- _ACTION ITEM_
Across all lines of the entries, tally those with the word "title" in them. The reply is the tally, by itself.

- _SUPPLIED DATA_
——————————

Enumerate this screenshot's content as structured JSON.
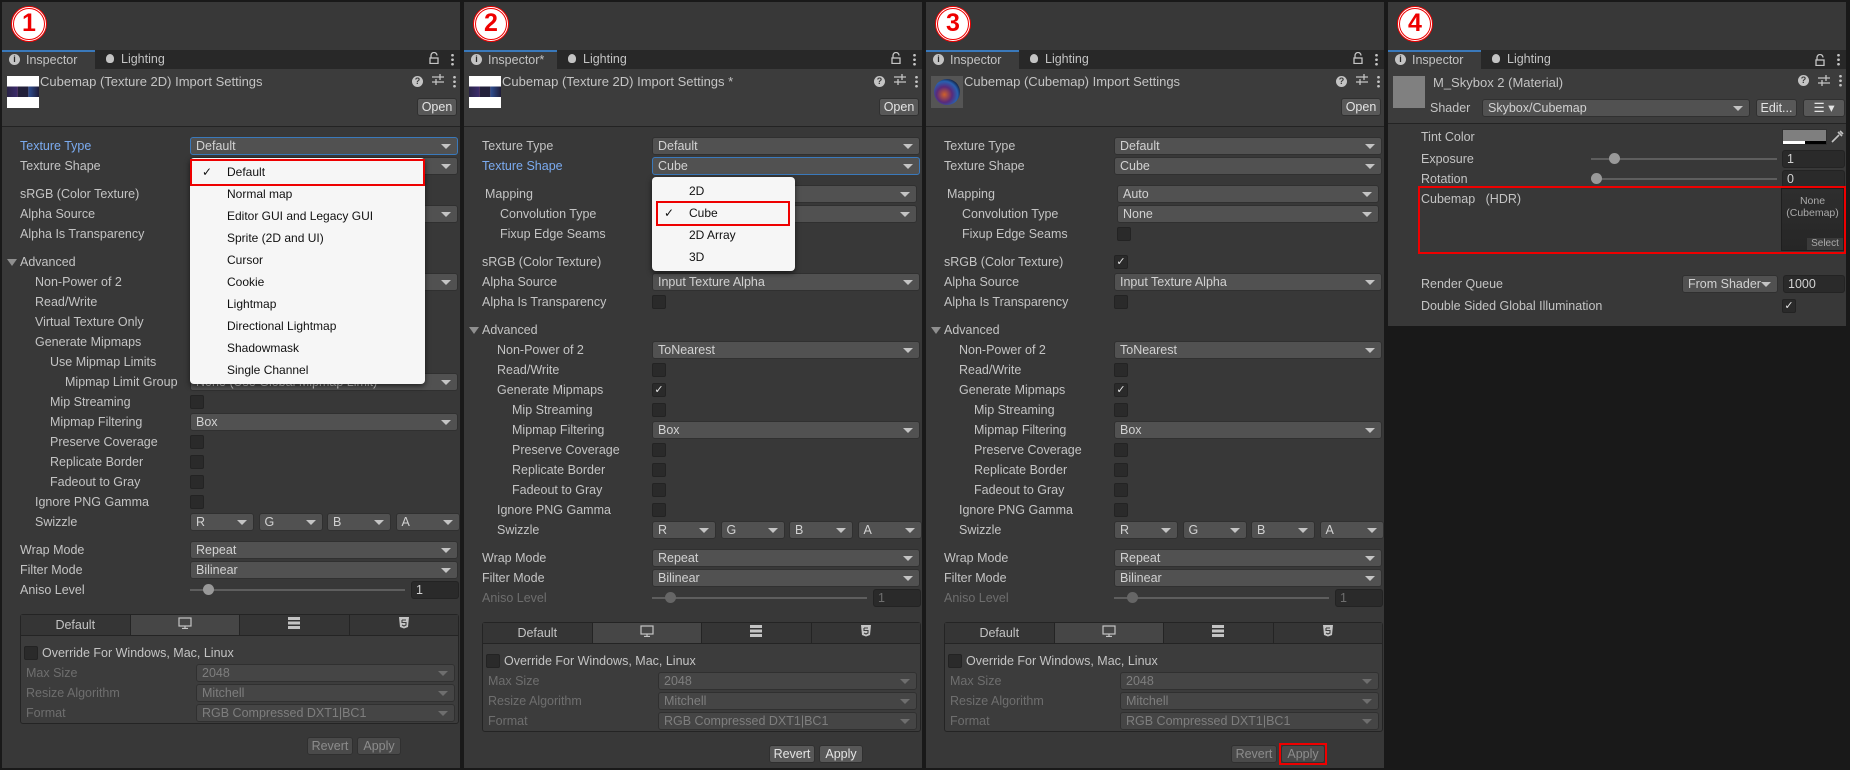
{
  "colors": {
    "accent": "#3a79bb",
    "highlight": "#e00000",
    "panel_bg": "#383838"
  },
  "panels": [
    {
      "badge": "1",
      "tabs": {
        "inspector": "Inspector",
        "lighting": "Lighting"
      },
      "title": "Cubemap (Texture 2D) Import Settings",
      "thumb": "cross",
      "open_label": "Open",
      "sections": [
        [
          {
            "label": "Texture Type",
            "type": "dropdown",
            "value": "Default",
            "focus": true
          },
          {
            "label": "Texture Shape",
            "type": "dropdown"
          }
        ],
        [
          {
            "label": "sRGB (Color Texture)",
            "type": "checkbox"
          },
          {
            "label": "Alpha Source",
            "type": "dropdown"
          },
          {
            "label": "Alpha Is Transparency",
            "type": "checkbox"
          }
        ],
        [
          {
            "label": "Advanced",
            "type": "foldout"
          },
          {
            "label": "Non-Power of 2",
            "indent": 1,
            "type": "dropdown"
          },
          {
            "label": "Read/Write",
            "indent": 1,
            "type": "checkbox"
          },
          {
            "label": "Virtual Texture Only",
            "indent": 1,
            "type": "checkbox"
          },
          {
            "label": "Generate Mipmaps",
            "indent": 1,
            "type": "checkbox"
          },
          {
            "label": "Use Mipmap Limits",
            "indent": 2,
            "type": "checkbox"
          },
          {
            "label": "Mipmap Limit Group",
            "indent": 3,
            "type": "dropdown",
            "value": "None (Use Global Mipmap Limit)"
          },
          {
            "label": "Mip Streaming",
            "indent": 2,
            "type": "checkbox"
          },
          {
            "label": "Mipmap Filtering",
            "indent": 2,
            "type": "dropdown",
            "value": "Box"
          },
          {
            "label": "Preserve Coverage",
            "indent": 2,
            "type": "checkbox"
          },
          {
            "label": "Replicate Border",
            "indent": 2,
            "type": "checkbox"
          },
          {
            "label": "Fadeout to Gray",
            "indent": 2,
            "type": "checkbox"
          },
          {
            "label": "Ignore PNG Gamma",
            "indent": 1,
            "type": "checkbox"
          },
          {
            "label": "Swizzle",
            "indent": 1,
            "type": "swizzle",
            "values": [
              "R",
              "G",
              "B",
              "A"
            ]
          }
        ],
        [
          {
            "label": "Wrap Mode",
            "type": "dropdown",
            "value": "Repeat"
          },
          {
            "label": "Filter Mode",
            "type": "dropdown",
            "value": "Bilinear"
          },
          {
            "label": "Aniso Level",
            "type": "slider",
            "value": 1
          }
        ]
      ],
      "platform": {
        "tabs": [
          "Default",
          "monitor-icon",
          "server-icon",
          "html5-icon"
        ],
        "selected": 1,
        "override": "Override For Windows, Mac, Linux",
        "rows": [
          {
            "label": "Max Size",
            "value": "2048"
          },
          {
            "label": "Resize Algorithm",
            "value": "Mitchell"
          },
          {
            "label": "Format",
            "value": "RGB Compressed DXT1|BC1"
          }
        ]
      },
      "revert": "Revert",
      "apply": "Apply",
      "buttons_enabled": false,
      "apply_highlight": false,
      "popup": {
        "items": [
          "Default",
          "Normal map",
          "Editor GUI and Legacy GUI",
          "Sprite (2D and UI)",
          "Cursor",
          "Cookie",
          "Lightmap",
          "Directional Lightmap",
          "Shadowmask",
          "Single Channel"
        ],
        "selected": 0
      }
    },
    {
      "badge": "2",
      "tabs": {
        "inspector": "Inspector*",
        "lighting": "Lighting"
      },
      "title": "Cubemap (Texture 2D) Import Settings *",
      "thumb": "cross",
      "open_label": "Open",
      "sections": [
        [
          {
            "label": "Texture Type",
            "type": "dropdown",
            "value": "Default"
          },
          {
            "label": "Texture Shape",
            "type": "dropdown",
            "value": "Cube",
            "focus": true
          }
        ],
        [
          {
            "label": "Mapping",
            "type": "dropdown",
            "inset": true
          },
          {
            "label": "Convolution Type",
            "indent": 1,
            "type": "dropdown",
            "inset": true
          },
          {
            "label": "Fixup Edge Seams",
            "indent": 1,
            "type": "checkbox",
            "inset": true
          }
        ],
        [
          {
            "label": "sRGB (Color Texture)",
            "type": "checkbox"
          },
          {
            "label": "Alpha Source",
            "type": "dropdown",
            "value": "Input Texture Alpha"
          },
          {
            "label": "Alpha Is Transparency",
            "type": "checkbox"
          }
        ],
        [
          {
            "label": "Advanced",
            "type": "foldout"
          },
          {
            "label": "Non-Power of 2",
            "indent": 1,
            "type": "dropdown",
            "value": "ToNearest"
          },
          {
            "label": "Read/Write",
            "indent": 1,
            "type": "checkbox"
          },
          {
            "label": "Generate Mipmaps",
            "indent": 1,
            "type": "checkbox",
            "checked": true
          },
          {
            "label": "Mip Streaming",
            "indent": 2,
            "type": "checkbox"
          },
          {
            "label": "Mipmap Filtering",
            "indent": 2,
            "type": "dropdown",
            "value": "Box"
          },
          {
            "label": "Preserve Coverage",
            "indent": 2,
            "type": "checkbox"
          },
          {
            "label": "Replicate Border",
            "indent": 2,
            "type": "checkbox"
          },
          {
            "label": "Fadeout to Gray",
            "indent": 2,
            "type": "checkbox"
          },
          {
            "label": "Ignore PNG Gamma",
            "indent": 1,
            "type": "checkbox"
          },
          {
            "label": "Swizzle",
            "indent": 1,
            "type": "swizzle",
            "values": [
              "R",
              "G",
              "B",
              "A"
            ]
          }
        ],
        [
          {
            "label": "Wrap Mode",
            "type": "dropdown",
            "value": "Repeat"
          },
          {
            "label": "Filter Mode",
            "type": "dropdown",
            "value": "Bilinear"
          },
          {
            "label": "Aniso Level",
            "type": "slider",
            "value": 1,
            "disabled": true
          }
        ]
      ],
      "platform": {
        "tabs": [
          "Default",
          "monitor-icon",
          "server-icon",
          "html5-icon"
        ],
        "selected": 1,
        "override": "Override For Windows, Mac, Linux",
        "rows": [
          {
            "label": "Max Size",
            "value": "2048"
          },
          {
            "label": "Resize Algorithm",
            "value": "Mitchell"
          },
          {
            "label": "Format",
            "value": "RGB Compressed DXT1|BC1"
          }
        ]
      },
      "revert": "Revert",
      "apply": "Apply",
      "buttons_enabled": true,
      "apply_highlight": false,
      "popup": {
        "items": [
          "2D",
          "Cube",
          "2D Array",
          "3D"
        ],
        "selected": 1
      }
    },
    {
      "badge": "3",
      "tabs": {
        "inspector": "Inspector",
        "lighting": "Lighting"
      },
      "title": "Cubemap (Cubemap) Import Settings",
      "thumb": "sphere",
      "open_label": "Open",
      "sections": [
        [
          {
            "label": "Texture Type",
            "type": "dropdown",
            "value": "Default"
          },
          {
            "label": "Texture Shape",
            "type": "dropdown",
            "value": "Cube"
          }
        ],
        [
          {
            "label": "Mapping",
            "type": "dropdown",
            "value": "Auto",
            "inset": true
          },
          {
            "label": "Convolution Type",
            "indent": 1,
            "type": "dropdown",
            "value": "None",
            "inset": true
          },
          {
            "label": "Fixup Edge Seams",
            "indent": 1,
            "type": "checkbox",
            "inset": true
          }
        ],
        [
          {
            "label": "sRGB (Color Texture)",
            "type": "checkbox",
            "checked": true
          },
          {
            "label": "Alpha Source",
            "type": "dropdown",
            "value": "Input Texture Alpha"
          },
          {
            "label": "Alpha Is Transparency",
            "type": "checkbox"
          }
        ],
        [
          {
            "label": "Advanced",
            "type": "foldout"
          },
          {
            "label": "Non-Power of 2",
            "indent": 1,
            "type": "dropdown",
            "value": "ToNearest"
          },
          {
            "label": "Read/Write",
            "indent": 1,
            "type": "checkbox"
          },
          {
            "label": "Generate Mipmaps",
            "indent": 1,
            "type": "checkbox",
            "checked": true
          },
          {
            "label": "Mip Streaming",
            "indent": 2,
            "type": "checkbox"
          },
          {
            "label": "Mipmap Filtering",
            "indent": 2,
            "type": "dropdown",
            "value": "Box"
          },
          {
            "label": "Preserve Coverage",
            "indent": 2,
            "type": "checkbox"
          },
          {
            "label": "Replicate Border",
            "indent": 2,
            "type": "checkbox"
          },
          {
            "label": "Fadeout to Gray",
            "indent": 2,
            "type": "checkbox"
          },
          {
            "label": "Ignore PNG Gamma",
            "indent": 1,
            "type": "checkbox"
          },
          {
            "label": "Swizzle",
            "indent": 1,
            "type": "swizzle",
            "values": [
              "R",
              "G",
              "B",
              "A"
            ]
          }
        ],
        [
          {
            "label": "Wrap Mode",
            "type": "dropdown",
            "value": "Repeat"
          },
          {
            "label": "Filter Mode",
            "type": "dropdown",
            "value": "Bilinear"
          },
          {
            "label": "Aniso Level",
            "type": "slider",
            "value": 1,
            "disabled": true
          }
        ]
      ],
      "platform": {
        "tabs": [
          "Default",
          "monitor-icon",
          "server-icon",
          "html5-icon"
        ],
        "selected": 1,
        "override": "Override For Windows, Mac, Linux",
        "rows": [
          {
            "label": "Max Size",
            "value": "2048"
          },
          {
            "label": "Resize Algorithm",
            "value": "Mitchell"
          },
          {
            "label": "Format",
            "value": "RGB Compressed DXT1|BC1"
          }
        ]
      },
      "revert": "Revert",
      "apply": "Apply",
      "buttons_enabled": false,
      "apply_highlight": true
    },
    {
      "badge": "4",
      "tabs": {
        "inspector": "Inspector",
        "lighting": "Lighting"
      },
      "title": "M_Skybox 2 (Material)",
      "shader_label": "Shader",
      "shader_value": "Skybox/Cubemap",
      "edit_label": "Edit...",
      "tint_label": "Tint Color",
      "exposure": {
        "label": "Exposure",
        "value": 1,
        "range": [
          0,
          8
        ]
      },
      "rotation": {
        "label": "Rotation",
        "value": 0,
        "range": [
          0,
          360
        ]
      },
      "cubemap": {
        "label": "Cubemap",
        "suffix": "(HDR)",
        "value_line1": "None",
        "value_line2": "(Cubemap)",
        "select": "Select"
      },
      "render_queue": {
        "label": "Render Queue",
        "mode": "From Shader",
        "value": "1000"
      },
      "double_sided": {
        "label": "Double Sided Global Illumination",
        "checked": true
      }
    }
  ]
}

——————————

- _RESULT OF THIS TASK_
4